Who manages the Internet? What exactly is the freedom of expression? Who has access to the information on users’ Internet traffic and what could be the grounds for websites’ blocking? Which legal consequences can have a repost of information on the Internet? These and many other questions have been discussed during the workshops in framework of the Internet Law course.

The invited experts started with a talk on development of the Internet legislation, highlighting the increase in regulation in Russia and across the European continent. The workshop continued with a discussion of the scope of activities covered by the right to freedom of expression, ranging from painting, direct action to choice of a media outlet’s name. As an example, the experts brought up some specific decisions of the ECtHR in cases dealing with the freedom of expression. They then discussed permissible limits on freedom of expression, as well as examples of excessive restrictions on information distribution on the Internet, such as a ban showing swastikas which, as a matter of fact, also affects anti-fascist and historical materials as well as Nazi propaganda. Besides, the experts together with the students reviewed the legal framework on defamation, and discussed the balance between freedom of expression and protection of private life. Bright and clear examples aroused a lot of interest among the young lawyers not only in a professional sense, but they also found it useful as active users of the Internet and social media. At the end of the course, all the participants were offered an opportunity to check their knowledge with an online test.

There is a strong need for summer schools like this one as they provide a unique opportunity for law students to get a first hand knowledge from Russian and EU experts, practicing in various legal fields related to fundamental rights and freedoms. It is great to see participants who are interested, quite advanced and ready for an open discussion of serious issues of public concern.
Galina Arapova, Mass Media Defence Centre, Voronezh
One of the best things one can do when one is in university is to explore beyond the university. An international summer school like this offers the chance to meet others from different regions, countries and convictions. Broadening one's horizon and understanding that there are different ways of looking at each problem makes one a better lawyer or economist, and probably a better citizen too.

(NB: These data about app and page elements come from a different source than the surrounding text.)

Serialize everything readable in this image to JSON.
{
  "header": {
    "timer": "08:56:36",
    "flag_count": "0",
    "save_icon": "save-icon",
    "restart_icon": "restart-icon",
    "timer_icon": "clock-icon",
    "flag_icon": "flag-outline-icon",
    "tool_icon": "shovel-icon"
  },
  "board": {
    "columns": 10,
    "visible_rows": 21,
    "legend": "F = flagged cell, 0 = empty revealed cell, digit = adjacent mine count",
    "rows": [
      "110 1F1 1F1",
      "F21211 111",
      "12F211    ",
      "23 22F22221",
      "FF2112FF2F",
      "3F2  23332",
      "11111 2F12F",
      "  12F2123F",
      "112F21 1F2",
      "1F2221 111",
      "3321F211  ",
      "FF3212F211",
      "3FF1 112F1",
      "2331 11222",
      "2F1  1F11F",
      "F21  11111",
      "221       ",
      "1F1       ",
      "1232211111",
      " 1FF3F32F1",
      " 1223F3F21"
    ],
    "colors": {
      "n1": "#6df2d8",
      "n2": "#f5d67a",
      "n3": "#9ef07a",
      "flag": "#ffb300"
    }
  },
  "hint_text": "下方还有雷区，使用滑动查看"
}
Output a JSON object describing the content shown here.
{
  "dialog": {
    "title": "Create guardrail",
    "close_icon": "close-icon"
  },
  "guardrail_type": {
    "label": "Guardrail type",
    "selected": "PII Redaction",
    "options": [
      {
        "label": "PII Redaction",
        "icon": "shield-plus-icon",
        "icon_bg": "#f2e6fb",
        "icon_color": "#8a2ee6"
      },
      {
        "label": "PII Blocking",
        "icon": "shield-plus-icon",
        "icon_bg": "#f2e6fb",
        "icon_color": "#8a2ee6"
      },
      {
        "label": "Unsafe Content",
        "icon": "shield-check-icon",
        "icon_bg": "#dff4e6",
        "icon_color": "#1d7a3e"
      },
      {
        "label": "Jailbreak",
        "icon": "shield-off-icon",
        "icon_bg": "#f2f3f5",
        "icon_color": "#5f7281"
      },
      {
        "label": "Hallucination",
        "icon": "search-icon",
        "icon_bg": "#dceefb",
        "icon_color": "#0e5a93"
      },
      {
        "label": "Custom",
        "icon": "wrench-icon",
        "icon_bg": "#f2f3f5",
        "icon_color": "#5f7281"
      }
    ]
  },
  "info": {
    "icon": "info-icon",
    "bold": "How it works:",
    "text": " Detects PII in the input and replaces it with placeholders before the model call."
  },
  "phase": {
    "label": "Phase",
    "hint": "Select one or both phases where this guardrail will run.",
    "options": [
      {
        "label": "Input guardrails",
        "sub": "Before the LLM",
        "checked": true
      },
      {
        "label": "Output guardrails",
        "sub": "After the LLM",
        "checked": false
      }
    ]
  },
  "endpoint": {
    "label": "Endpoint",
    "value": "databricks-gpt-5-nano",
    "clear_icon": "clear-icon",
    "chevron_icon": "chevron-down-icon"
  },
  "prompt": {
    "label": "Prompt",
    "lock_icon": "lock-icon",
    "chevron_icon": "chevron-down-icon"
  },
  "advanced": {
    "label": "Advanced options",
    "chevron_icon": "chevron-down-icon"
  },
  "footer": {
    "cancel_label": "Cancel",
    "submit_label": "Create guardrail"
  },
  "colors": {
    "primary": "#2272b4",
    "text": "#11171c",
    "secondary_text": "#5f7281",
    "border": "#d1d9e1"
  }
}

Daniel Simons, Greenpeace International, Copenhagen
I have been a listener of two workshops that were organised by the EU-Russia Civil Society Forum for the first time. And I really liked the high quality of speakers of both workshops. It was obvious that the speakers enjoy their professions and the sphere of scientific researches. There was a lot of information that I didn`t know about Media Law and Criminal Law and the information from the workshop 'Environmental Law and Practical Skills'. I use it for my course 'Environmental Law' at university and have good results. A big thank you to the EU-Russia Civil Society Forum for the invitation of such enjoyable lawyers who are great storytellers!
Alexandra Rudenko, student of Law School of Lomonosov Moscow State University, Moscow